# [DESCRIPTION OF THE TASK]
When a line in the entries below contains "name", tally it; give the tally with nothing added.

── PROVIDED MATERIAL

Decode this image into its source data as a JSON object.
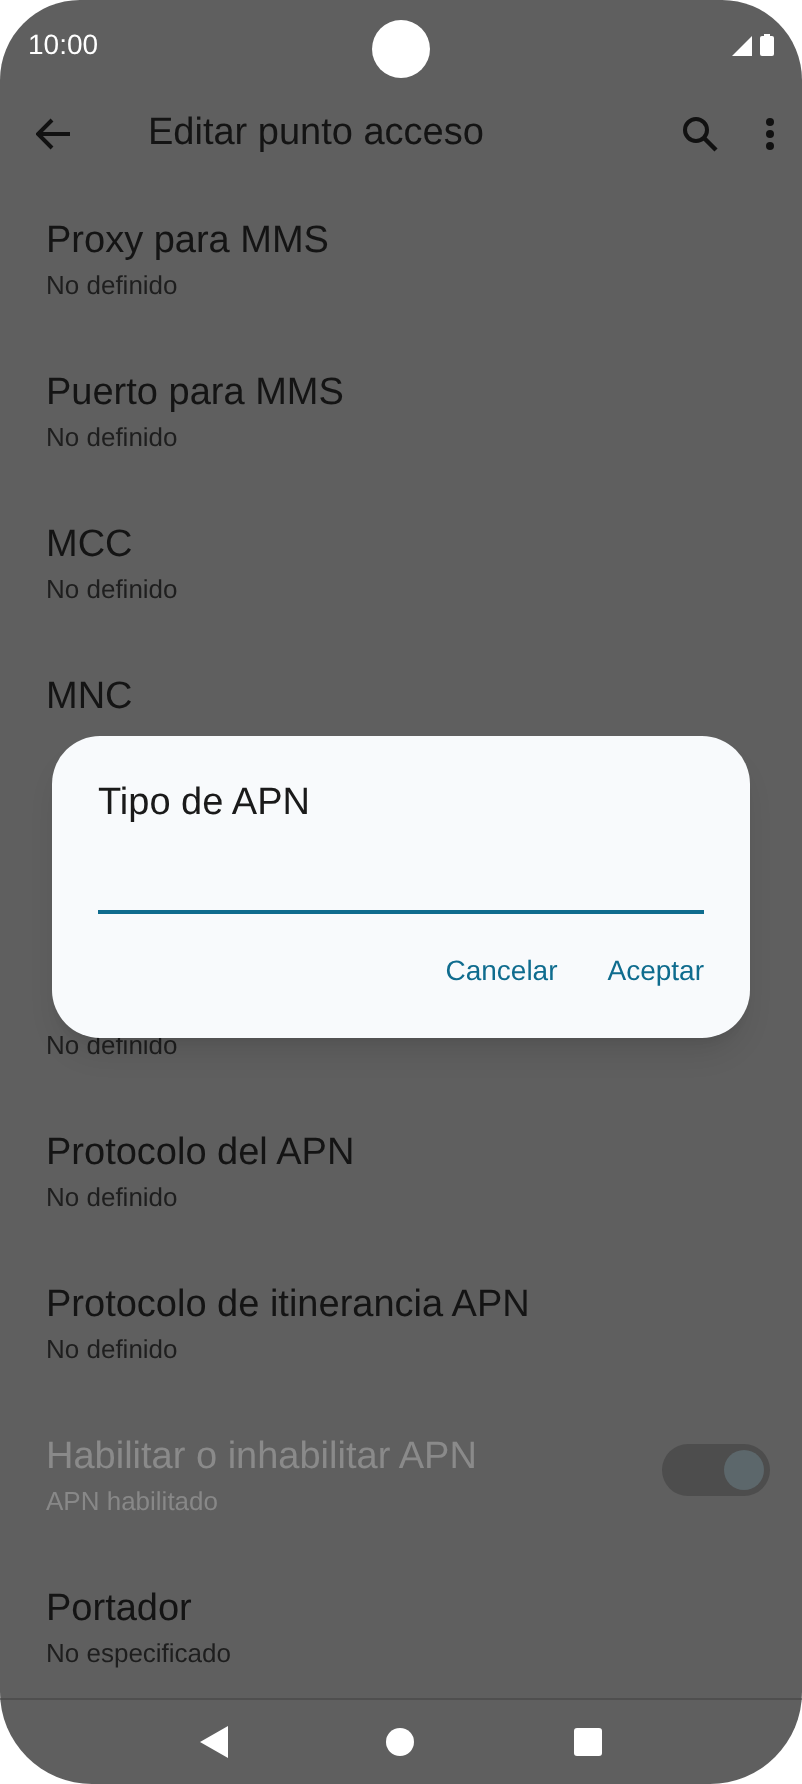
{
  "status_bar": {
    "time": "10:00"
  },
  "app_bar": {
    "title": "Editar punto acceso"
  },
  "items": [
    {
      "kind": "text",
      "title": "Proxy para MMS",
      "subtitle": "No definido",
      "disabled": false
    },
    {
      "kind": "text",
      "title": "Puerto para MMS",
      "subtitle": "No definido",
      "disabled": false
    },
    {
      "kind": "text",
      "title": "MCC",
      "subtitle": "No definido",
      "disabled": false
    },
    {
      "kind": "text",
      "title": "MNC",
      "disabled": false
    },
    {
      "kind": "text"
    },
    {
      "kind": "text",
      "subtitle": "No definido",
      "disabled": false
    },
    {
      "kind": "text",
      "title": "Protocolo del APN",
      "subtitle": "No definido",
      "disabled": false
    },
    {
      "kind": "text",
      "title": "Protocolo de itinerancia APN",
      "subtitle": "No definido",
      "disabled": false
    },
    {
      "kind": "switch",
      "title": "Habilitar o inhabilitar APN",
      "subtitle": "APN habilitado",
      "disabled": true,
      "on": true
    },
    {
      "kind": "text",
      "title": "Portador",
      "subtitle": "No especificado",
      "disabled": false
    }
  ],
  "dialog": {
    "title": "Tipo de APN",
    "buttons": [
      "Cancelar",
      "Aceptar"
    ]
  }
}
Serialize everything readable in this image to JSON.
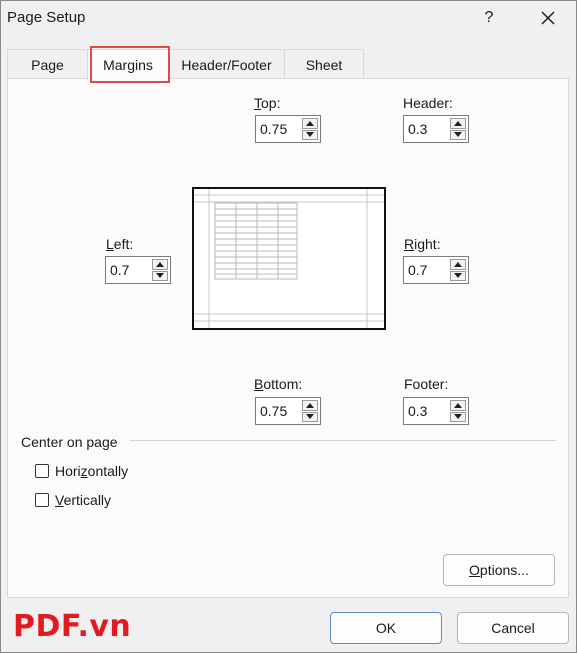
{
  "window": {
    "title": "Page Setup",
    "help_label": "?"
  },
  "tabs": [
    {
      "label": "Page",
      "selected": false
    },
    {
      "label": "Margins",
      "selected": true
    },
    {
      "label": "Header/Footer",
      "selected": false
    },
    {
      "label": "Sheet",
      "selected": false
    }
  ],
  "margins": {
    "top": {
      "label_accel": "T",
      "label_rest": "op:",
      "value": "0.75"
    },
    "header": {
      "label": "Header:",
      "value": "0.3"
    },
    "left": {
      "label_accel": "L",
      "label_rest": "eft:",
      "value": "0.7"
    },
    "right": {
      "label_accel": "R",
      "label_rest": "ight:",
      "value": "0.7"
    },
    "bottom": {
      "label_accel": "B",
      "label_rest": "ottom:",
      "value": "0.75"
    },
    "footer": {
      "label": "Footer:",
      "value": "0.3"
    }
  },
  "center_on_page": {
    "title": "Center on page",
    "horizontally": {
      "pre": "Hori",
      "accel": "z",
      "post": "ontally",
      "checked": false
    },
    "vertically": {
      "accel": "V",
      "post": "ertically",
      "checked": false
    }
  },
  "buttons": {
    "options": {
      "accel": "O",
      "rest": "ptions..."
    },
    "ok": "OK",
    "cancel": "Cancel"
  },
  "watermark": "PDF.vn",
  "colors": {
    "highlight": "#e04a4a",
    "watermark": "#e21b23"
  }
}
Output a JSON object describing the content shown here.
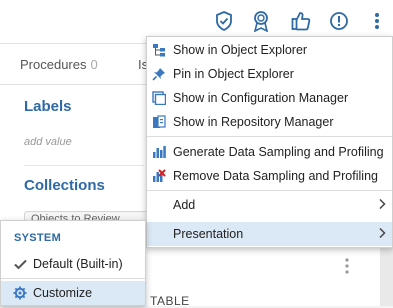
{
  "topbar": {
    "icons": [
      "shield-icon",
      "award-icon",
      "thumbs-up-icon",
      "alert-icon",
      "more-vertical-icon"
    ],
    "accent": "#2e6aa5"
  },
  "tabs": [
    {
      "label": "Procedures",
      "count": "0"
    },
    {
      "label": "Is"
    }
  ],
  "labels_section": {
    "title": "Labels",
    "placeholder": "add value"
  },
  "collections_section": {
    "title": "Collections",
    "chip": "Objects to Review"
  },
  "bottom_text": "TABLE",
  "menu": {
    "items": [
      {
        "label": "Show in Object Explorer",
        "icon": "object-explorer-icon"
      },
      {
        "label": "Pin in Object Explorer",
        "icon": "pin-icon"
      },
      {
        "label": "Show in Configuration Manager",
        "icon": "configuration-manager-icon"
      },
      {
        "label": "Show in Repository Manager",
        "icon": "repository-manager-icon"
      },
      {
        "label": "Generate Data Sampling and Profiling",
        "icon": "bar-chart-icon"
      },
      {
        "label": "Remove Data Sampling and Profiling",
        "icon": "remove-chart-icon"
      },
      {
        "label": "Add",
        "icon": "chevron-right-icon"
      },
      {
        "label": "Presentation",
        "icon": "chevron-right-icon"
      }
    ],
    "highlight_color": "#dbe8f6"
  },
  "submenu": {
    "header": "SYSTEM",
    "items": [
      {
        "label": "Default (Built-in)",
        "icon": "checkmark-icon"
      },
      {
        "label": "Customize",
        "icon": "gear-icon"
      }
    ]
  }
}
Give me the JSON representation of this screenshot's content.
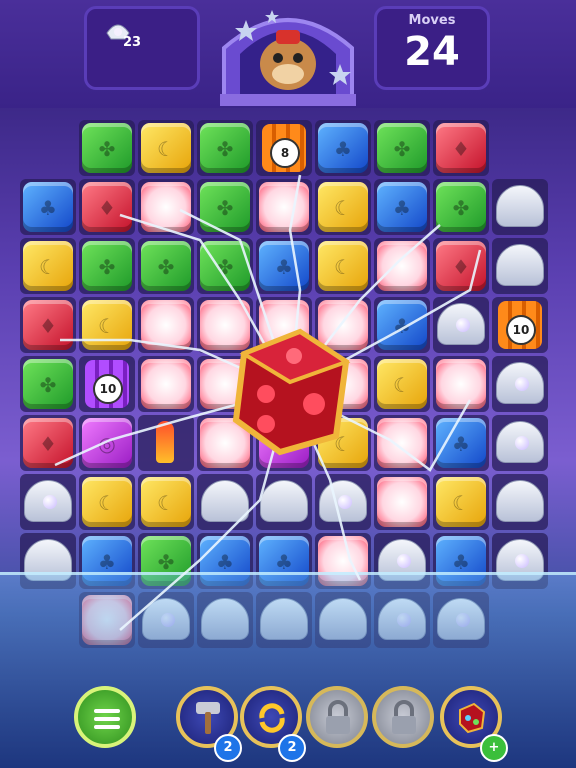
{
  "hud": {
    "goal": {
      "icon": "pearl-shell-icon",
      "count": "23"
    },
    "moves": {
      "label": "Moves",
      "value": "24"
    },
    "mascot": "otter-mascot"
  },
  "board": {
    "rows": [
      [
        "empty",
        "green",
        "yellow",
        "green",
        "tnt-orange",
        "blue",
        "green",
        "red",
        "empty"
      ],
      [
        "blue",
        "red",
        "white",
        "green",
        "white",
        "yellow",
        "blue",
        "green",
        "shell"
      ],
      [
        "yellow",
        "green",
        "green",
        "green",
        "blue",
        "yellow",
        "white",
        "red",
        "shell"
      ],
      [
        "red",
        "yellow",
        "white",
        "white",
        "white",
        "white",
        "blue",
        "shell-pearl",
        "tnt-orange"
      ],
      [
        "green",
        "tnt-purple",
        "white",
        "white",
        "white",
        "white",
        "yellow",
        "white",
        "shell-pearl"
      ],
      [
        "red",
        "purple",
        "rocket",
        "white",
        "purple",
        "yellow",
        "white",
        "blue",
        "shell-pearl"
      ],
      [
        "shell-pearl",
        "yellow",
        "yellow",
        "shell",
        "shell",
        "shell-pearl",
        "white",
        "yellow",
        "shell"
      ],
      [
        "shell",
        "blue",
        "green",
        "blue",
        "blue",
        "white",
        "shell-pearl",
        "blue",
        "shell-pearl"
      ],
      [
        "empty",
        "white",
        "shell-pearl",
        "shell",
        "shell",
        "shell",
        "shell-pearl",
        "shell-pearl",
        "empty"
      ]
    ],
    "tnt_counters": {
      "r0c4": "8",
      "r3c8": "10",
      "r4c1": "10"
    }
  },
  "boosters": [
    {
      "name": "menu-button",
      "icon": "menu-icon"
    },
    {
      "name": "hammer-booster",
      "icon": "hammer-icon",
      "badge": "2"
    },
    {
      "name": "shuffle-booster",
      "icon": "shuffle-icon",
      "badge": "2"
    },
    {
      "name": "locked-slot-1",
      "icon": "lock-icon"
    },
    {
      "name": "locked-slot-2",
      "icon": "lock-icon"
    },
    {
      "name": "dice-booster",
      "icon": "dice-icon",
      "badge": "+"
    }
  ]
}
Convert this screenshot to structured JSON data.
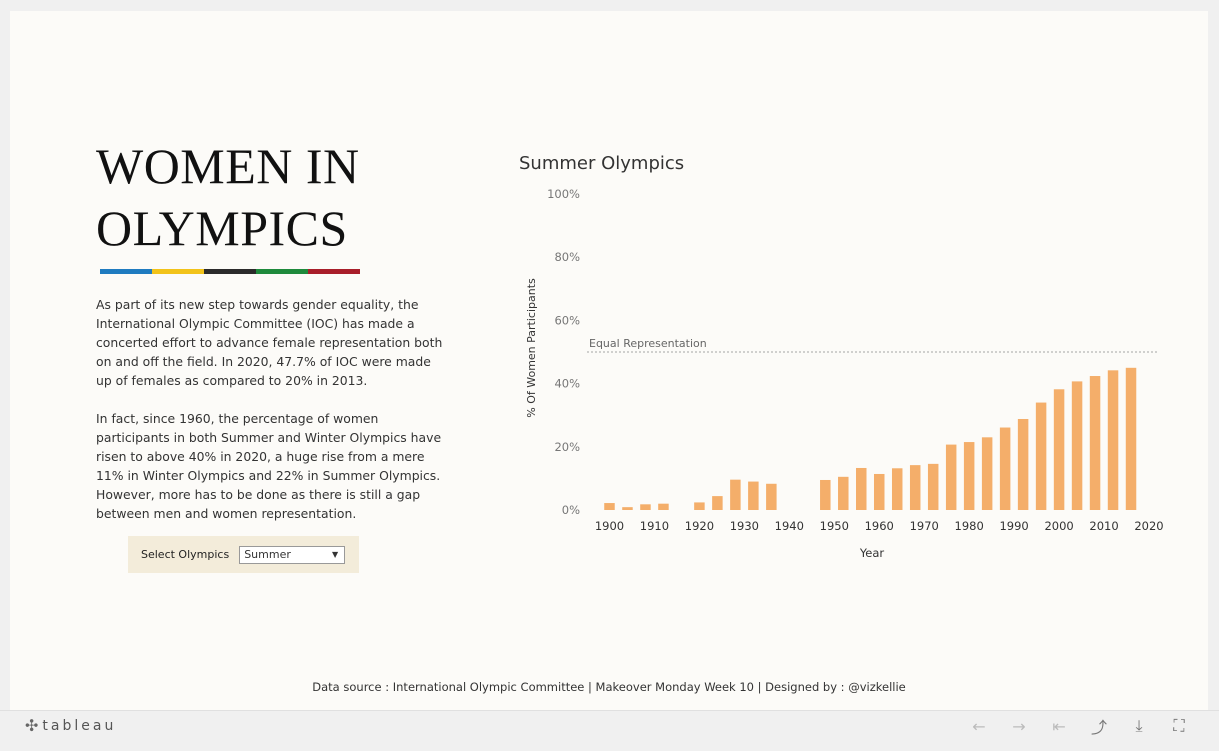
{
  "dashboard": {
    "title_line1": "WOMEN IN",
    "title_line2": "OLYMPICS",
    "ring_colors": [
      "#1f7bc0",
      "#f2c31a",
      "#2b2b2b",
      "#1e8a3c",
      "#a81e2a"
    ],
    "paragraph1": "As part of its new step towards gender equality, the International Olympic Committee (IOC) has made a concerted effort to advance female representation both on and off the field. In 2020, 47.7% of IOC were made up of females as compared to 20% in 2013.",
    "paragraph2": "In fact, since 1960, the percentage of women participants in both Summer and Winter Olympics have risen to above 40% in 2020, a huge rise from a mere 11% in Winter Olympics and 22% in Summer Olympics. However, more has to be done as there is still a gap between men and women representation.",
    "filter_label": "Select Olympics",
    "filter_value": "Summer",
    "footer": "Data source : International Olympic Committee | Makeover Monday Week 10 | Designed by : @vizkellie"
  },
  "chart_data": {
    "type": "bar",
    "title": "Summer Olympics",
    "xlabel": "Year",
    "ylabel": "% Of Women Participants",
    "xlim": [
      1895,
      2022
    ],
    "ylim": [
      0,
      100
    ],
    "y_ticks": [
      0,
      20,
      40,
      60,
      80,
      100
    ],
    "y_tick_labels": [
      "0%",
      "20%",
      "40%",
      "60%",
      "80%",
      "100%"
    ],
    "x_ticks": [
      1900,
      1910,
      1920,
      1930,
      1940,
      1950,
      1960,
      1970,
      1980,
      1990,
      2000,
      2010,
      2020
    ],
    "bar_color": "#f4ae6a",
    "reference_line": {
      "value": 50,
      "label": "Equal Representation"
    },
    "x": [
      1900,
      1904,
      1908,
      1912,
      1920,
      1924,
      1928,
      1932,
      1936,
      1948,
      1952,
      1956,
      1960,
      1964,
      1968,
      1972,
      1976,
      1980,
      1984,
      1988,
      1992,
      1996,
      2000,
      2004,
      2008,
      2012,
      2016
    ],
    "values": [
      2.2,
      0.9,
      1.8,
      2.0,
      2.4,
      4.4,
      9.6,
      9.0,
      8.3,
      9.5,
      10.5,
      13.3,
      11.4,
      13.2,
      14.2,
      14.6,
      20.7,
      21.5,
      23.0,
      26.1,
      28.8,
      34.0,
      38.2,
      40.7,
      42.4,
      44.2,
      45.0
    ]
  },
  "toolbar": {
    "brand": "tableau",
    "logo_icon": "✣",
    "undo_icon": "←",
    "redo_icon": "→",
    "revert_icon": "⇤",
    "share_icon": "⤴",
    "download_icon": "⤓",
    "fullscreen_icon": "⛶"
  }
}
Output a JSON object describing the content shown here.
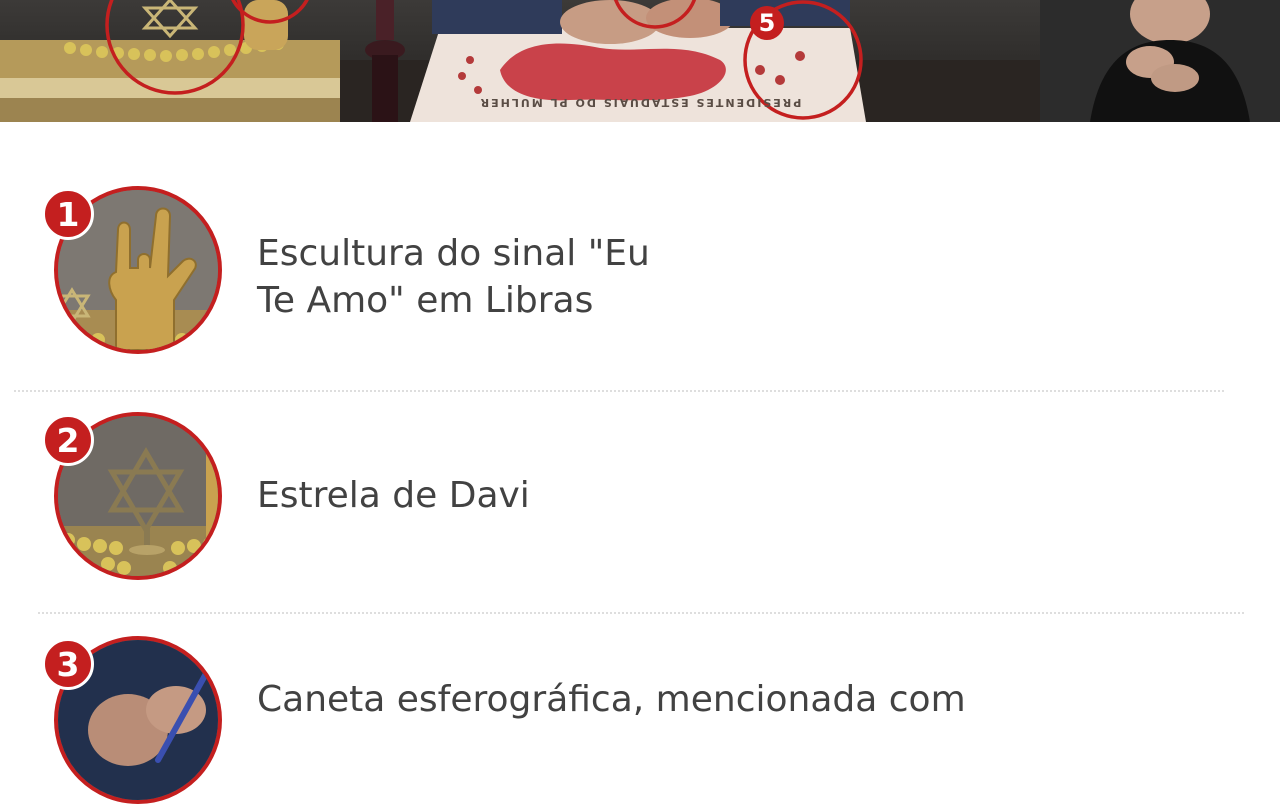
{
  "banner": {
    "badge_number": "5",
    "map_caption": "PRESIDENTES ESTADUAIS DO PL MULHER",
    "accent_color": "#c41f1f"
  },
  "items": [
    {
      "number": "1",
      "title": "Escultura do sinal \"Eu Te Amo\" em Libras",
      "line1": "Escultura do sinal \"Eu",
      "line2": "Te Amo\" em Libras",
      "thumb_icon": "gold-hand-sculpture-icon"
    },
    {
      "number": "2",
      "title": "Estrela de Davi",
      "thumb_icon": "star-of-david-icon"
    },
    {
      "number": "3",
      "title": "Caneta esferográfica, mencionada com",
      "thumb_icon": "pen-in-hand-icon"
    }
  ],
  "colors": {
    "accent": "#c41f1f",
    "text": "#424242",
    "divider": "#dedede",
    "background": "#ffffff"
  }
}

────

# [PROBLEM SOLUTION]
6